(Items from a dataset)
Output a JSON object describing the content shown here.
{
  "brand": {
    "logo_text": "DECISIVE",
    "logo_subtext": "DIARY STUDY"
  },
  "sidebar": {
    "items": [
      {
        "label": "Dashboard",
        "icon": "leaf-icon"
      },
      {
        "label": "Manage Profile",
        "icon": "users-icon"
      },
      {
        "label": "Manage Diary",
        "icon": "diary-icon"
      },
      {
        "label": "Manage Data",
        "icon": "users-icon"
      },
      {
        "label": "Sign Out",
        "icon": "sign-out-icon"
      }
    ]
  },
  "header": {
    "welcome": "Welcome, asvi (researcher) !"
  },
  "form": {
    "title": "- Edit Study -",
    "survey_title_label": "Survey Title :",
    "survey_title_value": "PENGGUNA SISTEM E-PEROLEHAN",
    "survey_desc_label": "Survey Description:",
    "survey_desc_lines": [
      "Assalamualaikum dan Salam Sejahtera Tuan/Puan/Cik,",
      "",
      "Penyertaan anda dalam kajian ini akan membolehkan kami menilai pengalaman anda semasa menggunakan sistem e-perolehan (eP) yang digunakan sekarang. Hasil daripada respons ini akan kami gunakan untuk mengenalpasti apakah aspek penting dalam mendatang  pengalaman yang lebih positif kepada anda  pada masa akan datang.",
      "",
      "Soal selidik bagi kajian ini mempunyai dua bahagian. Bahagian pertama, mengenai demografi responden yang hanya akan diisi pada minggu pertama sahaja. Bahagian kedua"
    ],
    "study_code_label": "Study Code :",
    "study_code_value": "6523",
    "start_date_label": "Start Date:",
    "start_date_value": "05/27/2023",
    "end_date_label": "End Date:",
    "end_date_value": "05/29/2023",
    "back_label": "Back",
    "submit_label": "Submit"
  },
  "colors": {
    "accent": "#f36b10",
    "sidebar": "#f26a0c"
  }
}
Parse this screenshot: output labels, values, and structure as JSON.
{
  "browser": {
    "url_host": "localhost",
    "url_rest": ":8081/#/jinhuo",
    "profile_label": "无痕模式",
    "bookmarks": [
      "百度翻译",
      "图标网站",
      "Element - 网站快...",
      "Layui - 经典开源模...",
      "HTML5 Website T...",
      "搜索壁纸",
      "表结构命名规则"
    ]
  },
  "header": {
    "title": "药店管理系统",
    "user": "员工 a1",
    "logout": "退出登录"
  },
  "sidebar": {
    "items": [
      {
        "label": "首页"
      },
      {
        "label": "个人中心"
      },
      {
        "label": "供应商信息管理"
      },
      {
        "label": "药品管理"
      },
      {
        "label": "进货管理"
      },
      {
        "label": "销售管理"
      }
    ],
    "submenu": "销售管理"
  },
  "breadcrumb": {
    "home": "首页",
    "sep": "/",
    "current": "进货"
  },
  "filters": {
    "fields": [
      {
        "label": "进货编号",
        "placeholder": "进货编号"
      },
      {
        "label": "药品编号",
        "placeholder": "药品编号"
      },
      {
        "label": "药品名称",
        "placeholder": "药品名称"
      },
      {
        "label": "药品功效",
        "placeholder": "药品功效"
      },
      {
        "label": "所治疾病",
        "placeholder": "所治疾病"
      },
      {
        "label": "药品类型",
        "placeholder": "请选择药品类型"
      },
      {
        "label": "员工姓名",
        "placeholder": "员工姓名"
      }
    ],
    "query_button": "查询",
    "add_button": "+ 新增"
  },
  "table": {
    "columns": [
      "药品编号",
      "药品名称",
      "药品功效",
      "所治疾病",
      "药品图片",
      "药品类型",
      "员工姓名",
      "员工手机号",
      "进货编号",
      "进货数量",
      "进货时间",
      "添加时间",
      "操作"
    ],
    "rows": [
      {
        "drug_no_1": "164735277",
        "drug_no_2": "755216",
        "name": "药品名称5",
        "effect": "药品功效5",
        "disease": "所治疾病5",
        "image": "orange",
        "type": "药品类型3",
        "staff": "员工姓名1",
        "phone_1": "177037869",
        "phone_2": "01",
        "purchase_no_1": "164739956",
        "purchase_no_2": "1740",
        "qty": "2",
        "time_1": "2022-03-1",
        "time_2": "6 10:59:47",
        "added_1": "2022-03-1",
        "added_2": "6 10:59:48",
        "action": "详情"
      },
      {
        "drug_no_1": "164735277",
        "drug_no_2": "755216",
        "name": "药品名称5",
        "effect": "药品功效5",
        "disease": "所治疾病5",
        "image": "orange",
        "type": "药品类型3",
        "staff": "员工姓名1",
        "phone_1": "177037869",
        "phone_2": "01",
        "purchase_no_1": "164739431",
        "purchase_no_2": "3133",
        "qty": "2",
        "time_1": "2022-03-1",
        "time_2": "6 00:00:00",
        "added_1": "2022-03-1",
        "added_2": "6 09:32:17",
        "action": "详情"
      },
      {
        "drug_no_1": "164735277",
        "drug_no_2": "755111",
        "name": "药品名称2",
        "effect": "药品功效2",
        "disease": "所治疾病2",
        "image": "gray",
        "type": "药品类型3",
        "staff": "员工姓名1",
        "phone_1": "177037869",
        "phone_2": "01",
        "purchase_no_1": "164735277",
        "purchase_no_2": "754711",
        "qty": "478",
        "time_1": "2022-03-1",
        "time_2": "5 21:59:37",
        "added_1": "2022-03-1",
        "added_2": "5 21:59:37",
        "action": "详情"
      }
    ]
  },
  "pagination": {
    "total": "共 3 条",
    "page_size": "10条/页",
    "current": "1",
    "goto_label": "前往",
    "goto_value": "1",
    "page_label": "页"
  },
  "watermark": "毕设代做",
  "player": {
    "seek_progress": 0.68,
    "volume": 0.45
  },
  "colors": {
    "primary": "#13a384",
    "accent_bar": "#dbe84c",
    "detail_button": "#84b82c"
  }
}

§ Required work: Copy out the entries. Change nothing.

§ Response to the task:
Output a JSON object describing the content shown here.
{
  "brand": {
    "logo_text": "DECISIVE",
    "logo_subtext": "DIARY STUDY"
  },
  "sidebar": {
    "items": [
      {
        "label": "Dashboard",
        "icon": "leaf-icon"
      },
      {
        "label": "Manage Profile",
        "icon": "users-icon"
      },
      {
        "label": "Manage Diary",
        "icon": "diary-icon"
      },
      {
        "label": "Manage Data",
        "icon": "users-icon"
      },
      {
        "label": "Sign Out",
        "icon": "sign-out-icon"
      }
    ]
  },
  "header": {
    "welcome": "Welcome, asvi (researcher) !"
  },
  "form": {
    "title": "- Edit Study -",
    "survey_title_label": "Survey Title :",
    "survey_title_value": "PENGGUNA SISTEM E-PEROLEHAN",
    "survey_desc_label": "Survey Description:",
    "survey_desc_lines": [
      "Assalamualaikum dan Salam Sejahtera Tuan/Puan/Cik,",
      "",
      "Penyertaan anda dalam kajian ini akan membolehkan kami menilai pengalaman anda semasa menggunakan sistem e-perolehan (eP) yang digunakan sekarang. Hasil daripada respons ini akan kami gunakan untuk mengenalpasti apakah aspek penting dalam mendatang  pengalaman yang lebih positif kepada anda  pada masa akan datang.",
      "",
      "Soal selidik bagi kajian ini mempunyai dua bahagian. Bahagian pertama, mengenai demografi responden yang hanya akan diisi pada minggu pertama sahaja. Bahagian kedua"
    ],
    "study_code_label": "Study Code :",
    "study_code_value": "6523",
    "start_date_label": "Start Date:",
    "start_date_value": "05/27/2023",
    "end_date_label": "End Date:",
    "end_date_value": "05/29/2023",
    "back_label": "Back",
    "submit_label": "Submit"
  },
  "colors": {
    "accent": "#f36b10",
    "sidebar": "#f26a0c"
  }
}
Parse this screenshot: output labels, values, and structure as JSON.
{
  "browser": {
    "url_host": "localhost",
    "url_rest": ":8081/#/jinhuo",
    "profile_label": "无痕模式",
    "bookmarks": [
      "百度翻译",
      "图标网站",
      "Element - 网站快...",
      "Layui - 经典开源模...",
      "HTML5 Website T...",
      "搜索壁纸",
      "表结构命名规则"
    ]
  },
  "header": {
    "title": "药店管理系统",
    "user": "员工 a1",
    "logout": "退出登录"
  },
  "sidebar": {
    "items": [
      {
        "label": "首页"
      },
      {
        "label": "个人中心"
      },
      {
        "label": "供应商信息管理"
      },
      {
        "label": "药品管理"
      },
      {
        "label": "进货管理"
      },
      {
        "label": "销售管理"
      }
    ],
    "submenu": "销售管理"
  },
  "breadcrumb": {
    "home": "首页",
    "sep": "/",
    "current": "进货"
  },
  "filters": {
    "fields": [
      {
        "label": "进货编号",
        "placeholder": "进货编号"
      },
      {
        "label": "药品编号",
        "placeholder": "药品编号"
      },
      {
        "label": "药品名称",
        "placeholder": "药品名称"
      },
      {
        "label": "药品功效",
        "placeholder": "药品功效"
      },
      {
        "label": "所治疾病",
        "placeholder": "所治疾病"
      },
      {
        "label": "药品类型",
        "placeholder": "请选择药品类型"
      },
      {
        "label": "员工姓名",
        "placeholder": "员工姓名"
      }
    ],
    "query_button": "查询",
    "add_button": "+ 新增"
  },
  "table": {
    "columns": [
      "药品编号",
      "药品名称",
      "药品功效",
      "所治疾病",
      "药品图片",
      "药品类型",
      "员工姓名",
      "员工手机号",
      "进货编号",
      "进货数量",
      "进货时间",
      "添加时间",
      "操作"
    ],
    "rows": [
      {
        "drug_no_1": "164735277",
        "drug_no_2": "755216",
        "name": "药品名称5",
        "effect": "药品功效5",
        "disease": "所治疾病5",
        "image": "orange",
        "type": "药品类型3",
        "staff": "员工姓名1",
        "phone_1": "177037869",
        "phone_2": "01",
        "purchase_no_1": "164739956",
        "purchase_no_2": "1740",
        "qty": "2",
        "time_1": "2022-03-1",
        "time_2": "6 10:59:47",
        "added_1": "2022-03-1",
        "added_2": "6 10:59:48",
        "action": "详情"
      },
      {
        "drug_no_1": "164735277",
        "drug_no_2": "755216",
        "name": "药品名称5",
        "effect": "药品功效5",
        "disease": "所治疾病5",
        "image": "orange",
        "type": "药品类型3",
        "staff": "员工姓名1",
        "phone_1": "177037869",
        "phone_2": "01",
        "purchase_no_1": "164739431",
        "purchase_no_2": "3133",
        "qty": "2",
        "time_1": "2022-03-1",
        "time_2": "6 00:00:00",
        "added_1": "2022-03-1",
        "added_2": "6 09:32:17",
        "action": "详情"
      },
      {
        "drug_no_1": "164735277",
        "drug_no_2": "755111",
        "name": "药品名称2",
        "effect": "药品功效2",
        "disease": "所治疾病2",
        "image": "gray",
        "type": "药品类型3",
        "staff": "员工姓名1",
        "phone_1": "177037869",
        "phone_2": "01",
        "purchase_no_1": "164735277",
        "purchase_no_2": "754711",
        "qty": "478",
        "time_1": "2022-03-1",
        "time_2": "5 21:59:37",
        "added_1": "2022-03-1",
        "added_2": "5 21:59:37",
        "action": "详情"
      }
    ]
  },
  "pagination": {
    "total": "共 3 条",
    "page_size": "10条/页",
    "current": "1",
    "goto_label": "前往",
    "goto_value": "1",
    "page_label": "页"
  },
  "watermark": "毕设代做",
  "player": {
    "seek_progress": 0.68,
    "volume": 0.45
  },
  "colors": {
    "primary": "#13a384",
    "accent_bar": "#dbe84c",
    "detail_button": "#84b82c"
  }
}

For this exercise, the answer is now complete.